Hughes noted that Sandberg is “a woman who comes from tech, but who spent five years in government – and that’s the distinguishing factor” from failed political candidates from the business world who have suggested that “government would work better if it was run like a business.”
As chief of staff to then-Treasury Secretary Larry Summers in the Clinton administration from 1996-2001, Sandberg developed “an understanding that there is a power of government to do good,” Hughes said.
But some critics have slammed the “Lean In” mantra as an elitist message aimed mostly at white, middle-class women.
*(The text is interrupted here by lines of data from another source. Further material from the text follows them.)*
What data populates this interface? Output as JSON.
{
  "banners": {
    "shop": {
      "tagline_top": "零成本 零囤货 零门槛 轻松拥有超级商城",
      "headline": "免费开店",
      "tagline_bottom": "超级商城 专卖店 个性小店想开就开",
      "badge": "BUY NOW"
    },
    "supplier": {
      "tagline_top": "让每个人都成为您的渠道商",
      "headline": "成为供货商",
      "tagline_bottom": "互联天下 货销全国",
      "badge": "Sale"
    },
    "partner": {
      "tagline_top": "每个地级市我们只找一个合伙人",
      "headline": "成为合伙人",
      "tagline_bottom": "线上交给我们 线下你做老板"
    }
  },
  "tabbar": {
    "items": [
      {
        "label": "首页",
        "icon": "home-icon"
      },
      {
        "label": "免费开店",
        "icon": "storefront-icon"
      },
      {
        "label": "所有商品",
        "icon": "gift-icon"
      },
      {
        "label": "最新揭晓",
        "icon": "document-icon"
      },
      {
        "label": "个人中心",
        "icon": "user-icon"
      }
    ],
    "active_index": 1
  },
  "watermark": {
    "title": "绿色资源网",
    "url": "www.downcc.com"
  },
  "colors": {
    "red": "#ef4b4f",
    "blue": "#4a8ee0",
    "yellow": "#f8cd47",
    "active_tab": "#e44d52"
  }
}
A Washington Post review of the book said the wealthy, Harvard-educated Sandberg “is too often tone-deaf to her voice of privilege, (making it) hard to close the distance between lucky her and the women who could most benefit from her advocacy.”
Jessica Levinson, a professor of law at Loyola Law School in Los Angeles, said that “‘Lean In,' yes – it’s important to take charge of your career and be the captain of your own ship.”
But many women lack the support systems and nurturing that Sandberg enjoyed, she said, so “a lot of people who struggle … will never reach the privileged moment of being able to ask, `I want a raise.“’
That means that should Sandberg want to get into politics, she will have to demonstrate that she “knows what milk and bread costs,” Levinson said. “She can’t be out of touch.”
Sandberg has shown she’s sensitive to the issue. Her appearance at the Commonwealth Club was marked by self-deprecating humor about her home life, a stylistic departure from Whitman, a fellow Atherton billionaire who posed aristocratically alongside a horse for Fortune magazine at the start of her failed 2010 gubernatorial campaign.
So far, in her ventures outside the boardroom, Sandberg has shown a knack for something that is rare in politics, said Hughes – “a compassionate appreciation of coming from somewhere other than big success.”
“And if people can see that, they don’t really care what you have,” Hughes said, “because then they know who you are.”